So, lower our expectations we must. Expect that it will be hard. Expect that you will cry. Expect that you will fight, yell, slam doors. Expect deep down they love you. Deep down they understand. And expect that you will make it through.
So these expectations in hand, I will continue to cook dinner even though the lamb is rather greasy and the veal makes me want to gag, the requested meals are unbalanced and the mint jelly has the potential to make my grandpa’s blood sugar sky rocket. I will cook it. Whatever he wants.
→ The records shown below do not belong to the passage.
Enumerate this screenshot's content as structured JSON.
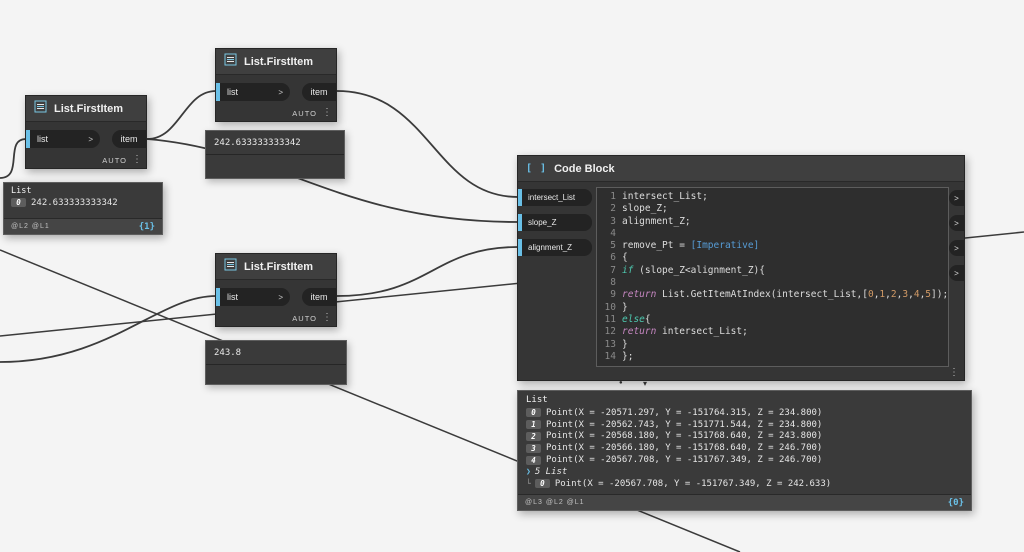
{
  "colors": {
    "canvas": "#f4f4f4",
    "node_header": "#3f3f3f",
    "node_body": "#353535",
    "port_chip": "#232323",
    "accent_cyan": "#6ac0e7",
    "wire": "#3b3b3b"
  },
  "first_item_node": {
    "title": "List.FirstItem",
    "input": "list",
    "default_caret": ">",
    "output": "item",
    "lacing": "AUTO",
    "menu": "⋮"
  },
  "code_block": {
    "icon": "[ ]",
    "title": "Code Block",
    "inputs": [
      "intersect_List",
      "slope_Z",
      "alignment_Z"
    ],
    "output_caret": ">",
    "menu": "⋮",
    "lines": [
      {
        "n": "1",
        "segs": [
          [
            "p",
            "intersect_List;"
          ]
        ]
      },
      {
        "n": "2",
        "segs": [
          [
            "p",
            "slope_Z;"
          ]
        ]
      },
      {
        "n": "3",
        "segs": [
          [
            "p",
            "alignment_Z;"
          ]
        ]
      },
      {
        "n": "4",
        "segs": []
      },
      {
        "n": "5",
        "segs": [
          [
            "p",
            "remove_Pt = "
          ],
          [
            "imp",
            "[Imperative]"
          ]
        ]
      },
      {
        "n": "6",
        "segs": [
          [
            "p",
            "{"
          ]
        ]
      },
      {
        "n": "7",
        "segs": [
          [
            "kw",
            "if"
          ],
          [
            "p",
            " (slope_Z<alignment_Z){"
          ]
        ]
      },
      {
        "n": "8",
        "segs": []
      },
      {
        "n": "9",
        "segs": [
          [
            "ret",
            "return"
          ],
          [
            "p",
            " List.GetItemAtIndex(intersect_List,["
          ],
          [
            "num",
            "0"
          ],
          [
            "p",
            ","
          ],
          [
            "num",
            "1"
          ],
          [
            "p",
            ","
          ],
          [
            "num",
            "2"
          ],
          [
            "p",
            ","
          ],
          [
            "num",
            "3"
          ],
          [
            "p",
            ","
          ],
          [
            "num",
            "4"
          ],
          [
            "p",
            ","
          ],
          [
            "num",
            "5"
          ],
          [
            "p",
            "]);"
          ]
        ]
      },
      {
        "n": "10",
        "segs": [
          [
            "p",
            "}"
          ]
        ]
      },
      {
        "n": "11",
        "segs": [
          [
            "kw",
            "else"
          ],
          [
            "p",
            "{"
          ]
        ]
      },
      {
        "n": "12",
        "segs": [
          [
            "ret",
            "return"
          ],
          [
            "p",
            " intersect_List;"
          ]
        ]
      },
      {
        "n": "13",
        "segs": [
          [
            "p",
            "}"
          ]
        ]
      },
      {
        "n": "14",
        "segs": [
          [
            "p",
            "};"
          ]
        ]
      }
    ]
  },
  "left_preview": {
    "header": "List",
    "row_index": "0",
    "row_value": "242.633333333342",
    "levels": "@L2 @L1",
    "count": "{1}"
  },
  "bubble_top": {
    "value": "242.633333333342"
  },
  "bubble_bottom": {
    "value": "243.8"
  },
  "result_preview": {
    "header": "List",
    "tree_glyph": "└",
    "rows": [
      {
        "index": "0",
        "text": "Point(X = -20571.297, Y = -151764.315, Z = 234.800)"
      },
      {
        "index": "1",
        "text": "Point(X = -20562.743, Y = -151771.544, Z = 234.800)"
      },
      {
        "index": "2",
        "text": "Point(X = -20568.180, Y = -151768.640, Z = 243.800)"
      },
      {
        "index": "3",
        "text": "Point(X = -20566.180, Y = -151768.640, Z = 246.700)"
      },
      {
        "index": "4",
        "text": "Point(X = -20567.708, Y = -151767.349, Z = 246.700)"
      },
      {
        "expander": "❯",
        "label": "5 List"
      },
      {
        "index": "0",
        "text": "Point(X = -20567.708, Y = -151767.349, Z = 242.633)",
        "indent": true
      }
    ],
    "levels": "@L3 @L2 @L1",
    "count": "{0}"
  },
  "preview_toggle": {
    "dot": "●",
    "caret": "▾"
  }
}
Because who, at this point, is really going to deny an 85 year old man’s true pleasure in life by trying to count calories or worry about animal rights? (Sorry PETA).
And when the meal is done being seared or baked or grilled or toasted, I will sit with my arms folded on the stained tablecloth and expect the inevitable:
“You know, people don’t eat this stuff very much around here.” He will say.
“Lamb?” I’ll ask, gesturing at whatever meat is on his plate, for no matter what animal it originally was, it’s always lamb to Grandpa.
“Yea. I wonder why nobody around here likes it? It’s so good!” He’ll reply.
Fact: the only evidence my grandpa actually has to support the idea that Mid-Westerners aren’t fond of lamb chops is that my mom once told him it wasn’t her favorite, and a faint memory that I used to watch a show by the same name before grandma took me to ballet practice.
And then, “You know,” he’ll say spreading mint jelly over his feast, “This stuff comes from [insert: the Netherlands/India/Russia/some ‘Oriental country’], over there by Austria.”
“It comes from Australia?” I’ll say, correcting him.
And as always, he will agree then add, “They must make lots of money sending out all this meat to every one all over the world. I thought that they only had kangaroos and bears but apparently they have lots and lots of lambs.”
“Apparently.” I’ll say and laugh, knowing, expecting, what always comes next.
A smile that spreads slowly across his face, a chuckle from deep inside, and then, lamb still stuffed in the corner of his mouth, “I’m sorry, Mary, I hope this wasn’t YOUR little lamb.”